In a nutshell, Dr. Jonas Salk was head of the University of Pittsburgh team who discovered a polio vaccine (known as the Salk Vaccine) in the mid 1950s. Two of his researchers came up with a 'potion' that seemed to work in individual animal tests but they could not crack how to successfully recreate the vaccine in large quantities to allow for larger-scale testing and, eventually, human trials.
This is where Dr. Farrel comes in.
She was a 50 year-old researcher at the University of Toronto's Connaught Laboratories and led the team that discovered the "Toronto Technique" that allowed for mass production of the serum. Her product was made and shipped in bulk over the border to U.S. labs where it was refined and made into small vaccine doses for testing, trails and distribution to millions throughout North America.
Jonas Salk, of course, became the face of the vaccine and a world-wide celebrity. What of the woman who created the method that took the formula from the lab bench to the world ?
Well, she died in 1986 and ended up in an unmarked grave in Toronto.
In 2005 the Toronto Star did a story about the long-forgotten Farrel. They interviewed the remaining team member who says she was a "dedicated, classic researcher" and that she likely wouldn't care about the anonymity, that it was the discovery at the time that mattered.

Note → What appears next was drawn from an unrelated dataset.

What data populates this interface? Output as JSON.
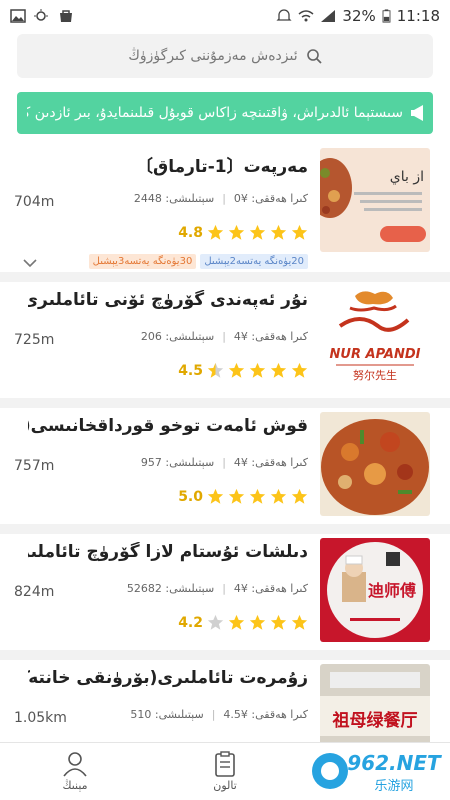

Still, a pair of Toronto doctors Dr. Mary Hunter and Dr. John Fowler read the story and were determined to get her recognition beyond simply being 'marker 707'. The accomplished that goal and got an inscription on the headstone stating her name and achievement.
They also want a commemorative plaque at 1 Spadina Crescent where the discovery was made.
Connaught's labs are are long gone and the administrative building is slated to one day become a new U of T faculty of architecture. The doctors were surprised that they met with more red tape than anything about their idea but, eventually, got the University to agree that in a couple of years (or more) when the building becomes the new faculty that they'd allow a plaque.
It's the least that can be done for Dr. Farrell.
This story interested me because it drives me to do a lot of what I do in this blog and at This Was Manitoba.
There are lots of sexy historic buildings, issues, and people that we know a bit about, or at least think we know about. There are infinitely more forgotten buildings, stories and people. People and places that built our cities and provinces that we take little time or effort to think about.
Next time you pass a cairn on the highway or a fading plaque on a building or see a yellowed newspaper article pinned up in a Legion showcase, take time to check it out. There are some fascinating stories out there !
Toronto Star articles:
Toronto's unknown polio soldier. A heroine in an unmarked grave Apr. 17, 2005
Pioneering female scientist to be commemorated Dec. 2, 2010
Dr. Leone Farrell bio - science.ca
Science flashback: the end of an epidemic - NRC Canada
Canada and the Eradication of Polio Canadian Public Health Association
Health Heritage Research articles:
Connaught and the Canadian Polio Vaccine Story
Canada and the Great Salk Vaccine Trial of 54-55
Click on images for sources.